# PROBLEM STATEMENT
Set down the records exactly as they stand, except for any pictures, which you should omit.

[RECORDS PROVIDED]

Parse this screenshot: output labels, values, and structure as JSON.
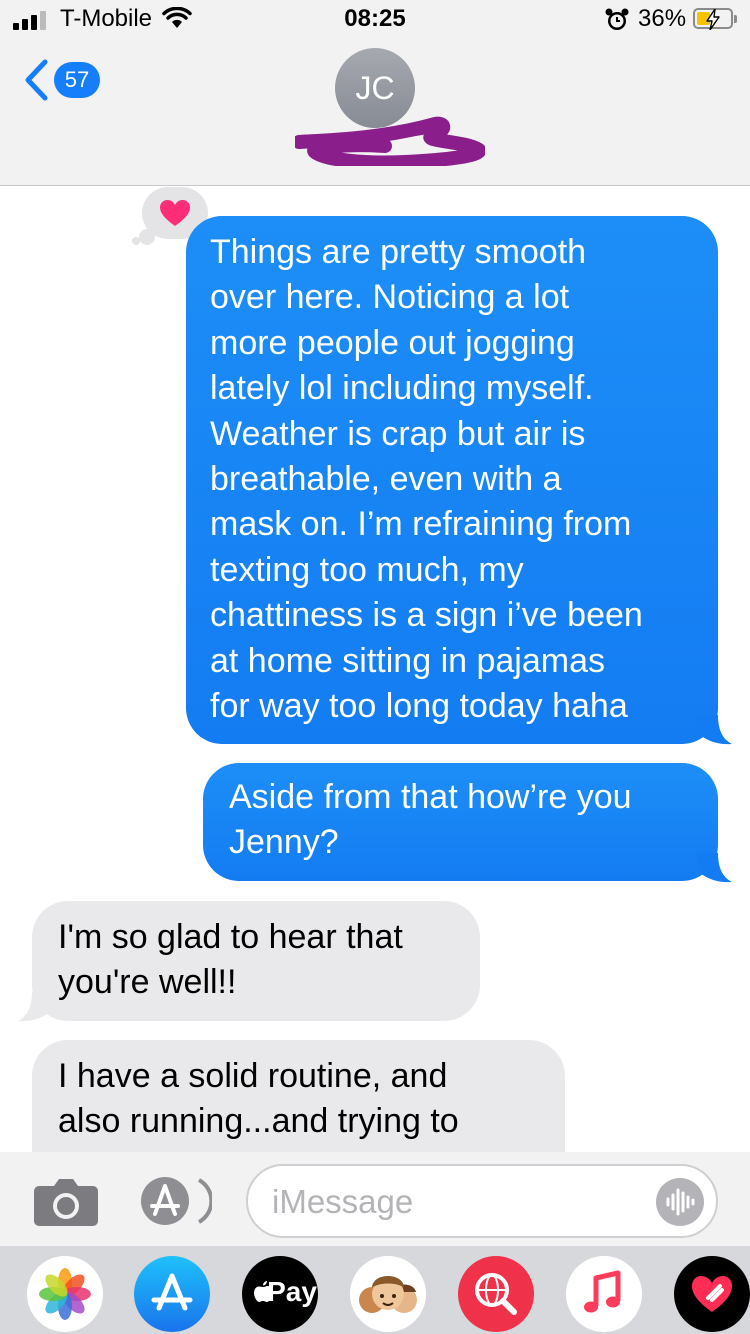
{
  "status_bar": {
    "carrier": "T-Mobile",
    "time": "08:25",
    "battery_percent": "36%",
    "signal_bars": 3,
    "charging": true
  },
  "header": {
    "back_count": "57",
    "contact_initials": "JC"
  },
  "messages": [
    {
      "direction": "out",
      "text": "Things are pretty smooth\nover here. Noticing a lot\nmore people out jogging\nlately lol including myself.\nWeather is crap but air is\nbreathable, even with a\nmask on. I’m refraining from\ntexting too much, my\nchattiness is a sign i’ve been\nat home sitting in pajamas\nfor way too long today haha",
      "tapback": "heart-icon"
    },
    {
      "direction": "out",
      "text": "Aside from that how’re you\nJenny?"
    },
    {
      "direction": "in",
      "text": "I'm so glad to hear that\nyou're well!!"
    },
    {
      "direction": "in",
      "text": "I have a solid routine, and\nalso running...and trying to"
    }
  ],
  "compose": {
    "placeholder": "iMessage"
  },
  "app_drawer": {
    "apps": [
      "photos-icon",
      "app-store-icon",
      "apple-pay-icon",
      "memoji-icon",
      "web-search-icon",
      "music-icon",
      "digital-touch-icon"
    ],
    "apple_pay_label": "Pay"
  },
  "colors": {
    "outgoing_bubble": "#147efb",
    "incoming_bubble": "#e9e9eb",
    "tapback_heart": "#ff2d78",
    "redaction": "#8a1f8c"
  }
}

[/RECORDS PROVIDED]

# EXERCISE RESULT
Parse this screenshot: output labels, values, and structure as JSON.
{
  "status_bar": {
    "carrier": "T-Mobile",
    "time": "08:25",
    "battery_percent": "36%",
    "signal_bars": 3,
    "charging": true
  },
  "header": {
    "back_count": "57",
    "contact_initials": "JC"
  },
  "messages": [
    {
      "direction": "out",
      "text": "Things are pretty smooth\nover here. Noticing a lot\nmore people out jogging\nlately lol including myself.\nWeather is crap but air is\nbreathable, even with a\nmask on. I’m refraining from\ntexting too much, my\nchattiness is a sign i’ve been\nat home sitting in pajamas\nfor way too long today haha",
      "tapback": "heart-icon"
    },
    {
      "direction": "out",
      "text": "Aside from that how’re you\nJenny?"
    },
    {
      "direction": "in",
      "text": "I'm so glad to hear that\nyou're well!!"
    },
    {
      "direction": "in",
      "text": "I have a solid routine, and\nalso running...and trying to"
    }
  ],
  "compose": {
    "placeholder": "iMessage"
  },
  "app_drawer": {
    "apps": [
      "photos-icon",
      "app-store-icon",
      "apple-pay-icon",
      "memoji-icon",
      "web-search-icon",
      "music-icon",
      "digital-touch-icon"
    ],
    "apple_pay_label": "Pay"
  },
  "colors": {
    "outgoing_bubble": "#147efb",
    "incoming_bubble": "#e9e9eb",
    "tapback_heart": "#ff2d78",
    "redaction": "#8a1f8c"
  }
}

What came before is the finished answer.